Due to the benevolence of Mother Nature and a very messed up government, we found ourselves with some time off, unseasonably warm weather, and cheap, off-season hotel rates.  So, we did what any rational people would do - went to the beach!

It's about a four hour drive to Ocean City, Md.  One of the nicer benefits of the shutdown (other than time off) is a real lack of traffic around here!  We picked Noah up from pre-school Wednesday at noon, finished getting packed, and off we went.

We were on the beach before dinner time!  Noah was hesitant at first, and he still won't get in the water because the waves are too loud.  There was a lovely family with five kids that Noah decided to hang out with after running up and down the beach for a while.  They had some shovels and he moved a lot of sand around.

I was smart and got two queen beds, one for me and one for Nerdstar and Noah.  heh.  He was really tired and even though we forgot his glow worm, went to sleep pretty well.

The funniest thing he's done in a long time - around 4 a.m. I just happened to hear him say, very clearly, "JELLO" and keep on sleeping.

We've joked lately that Nerdstar spent the entire pregnancy giving Noah food updates about what she ate every day.  Now, with his limited vocabulary - at least 65% of it is food words.  His teacher also said he loves to play with the kitchen in the classroom.

At 6 a.m., Noah was wide awake and repeating "water" which meant he was ready to go back to the beach right then.  I had to show him it was still dark outside and we couldn't even see the water.  (We had at least a partial view of the ocean from our balcony.)  We were at the beach around 7 to see most of the sunrise.  Way too early.

We ended up being done with the beach and back on the road about 11 a.m.  We had seen that there was a little conservation zoo on our route, so we went there.

I think it's impossible to overstate how social Noah is.  There were groups of school kids there and he totally ran off and left us to go join them!  He would walk with them to various exhibits and then get right in the middle of the group to see what was going on.  When that group went on to something else, he'd walk with us a little, and then go join another group.  Both us and the teachers were just laughing.
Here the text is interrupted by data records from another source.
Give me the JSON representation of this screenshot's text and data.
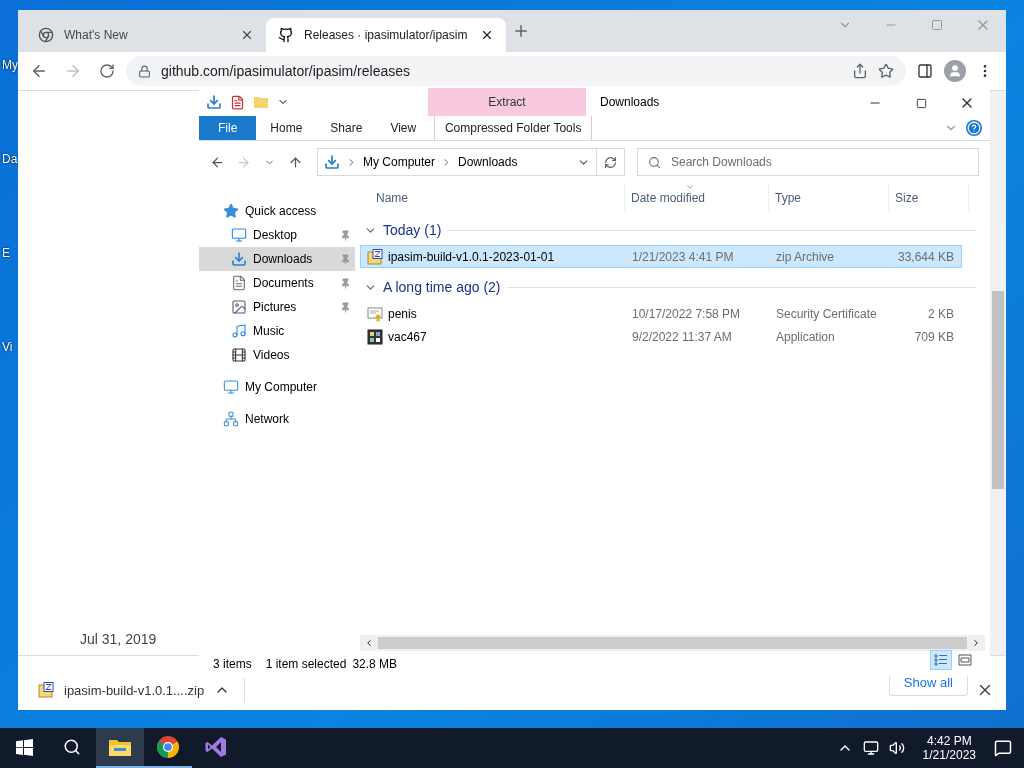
{
  "desktop": {
    "icons": [
      {
        "label": "My"
      },
      {
        "label": "Da"
      },
      {
        "label": "E"
      },
      {
        "label": "Vi"
      }
    ]
  },
  "browser": {
    "tabs": [
      {
        "title": "What's New",
        "kind": "chrome",
        "selected": false
      },
      {
        "title": "Releases · ipasimulator/ipasim",
        "kind": "github",
        "selected": true
      }
    ],
    "address": "github.com/ipasimulator/ipasim/releases",
    "page_text": "Jul 31, 2019",
    "download": {
      "file": "ipasim-build-v1.0.1....zip"
    },
    "show_all": "Show all"
  },
  "explorer": {
    "title": "Downloads",
    "context_header": "Extract",
    "ribbon_tabs": [
      {
        "label": "File",
        "kind": "file"
      },
      {
        "label": "Home",
        "kind": "plain"
      },
      {
        "label": "Share",
        "kind": "plain"
      },
      {
        "label": "View",
        "kind": "plain"
      },
      {
        "label": "Compressed Folder Tools",
        "kind": "context"
      }
    ],
    "breadcrumb": [
      "My Computer",
      "Downloads"
    ],
    "search": {
      "placeholder": "Search Downloads"
    },
    "nav": [
      {
        "label": "Quick access",
        "kind": "star",
        "selected": false,
        "children": [
          {
            "label": "Desktop",
            "kind": "desktop",
            "selected": false,
            "pinned": true
          },
          {
            "label": "Downloads",
            "kind": "download",
            "selected": true,
            "pinned": true
          },
          {
            "label": "Documents",
            "kind": "documents",
            "selected": false,
            "pinned": true
          },
          {
            "label": "Pictures",
            "kind": "pictures",
            "selected": false,
            "pinned": true
          },
          {
            "label": "Music",
            "kind": "music",
            "selected": false,
            "pinned": false
          },
          {
            "label": "Videos",
            "kind": "videos",
            "selected": false,
            "pinned": false
          }
        ]
      },
      {
        "label": "My Computer",
        "kind": "computer",
        "selected": false
      },
      {
        "label": "Network",
        "kind": "network",
        "selected": false
      }
    ],
    "columns": [
      {
        "label": "Name",
        "sorted": false
      },
      {
        "label": "Date modified",
        "sorted": true
      },
      {
        "label": "Type",
        "sorted": false
      },
      {
        "label": "Size",
        "sorted": false
      }
    ],
    "groups": [
      {
        "title": "Today (1)",
        "expanded": true,
        "files": [
          {
            "name": "ipasim-build-v1.0.1-2023-01-01",
            "date": "1/21/2023 4:41 PM",
            "type": "zip Archive",
            "size": "33,644 KB",
            "kind": "zip",
            "selected": true
          }
        ]
      },
      {
        "title": "A long time ago (2)",
        "expanded": true,
        "files": [
          {
            "name": "penis",
            "date": "10/17/2022 7:58 PM",
            "type": "Security Certificate",
            "size": "2 KB",
            "kind": "certificate",
            "selected": false
          },
          {
            "name": "vac467",
            "date": "9/2/2022 11:37 AM",
            "type": "Application",
            "size": "709 KB",
            "kind": "application",
            "selected": false
          }
        ]
      }
    ],
    "status": {
      "count": "3 items",
      "selection": "1 item selected",
      "size": "32.8 MB"
    },
    "views": [
      {
        "kind": "details",
        "selected": true
      },
      {
        "kind": "tiles",
        "selected": false
      }
    ]
  },
  "taskbar": {
    "apps": [
      {
        "kind": "explorer",
        "selected": true,
        "running": true
      },
      {
        "kind": "chrome",
        "selected": false,
        "running": true
      },
      {
        "kind": "studio",
        "selected": false,
        "running": false
      }
    ],
    "time": "4:42 PM",
    "date": "1/21/2023"
  }
}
It was a really nice trip, especially because we never got around to doing it during the summer.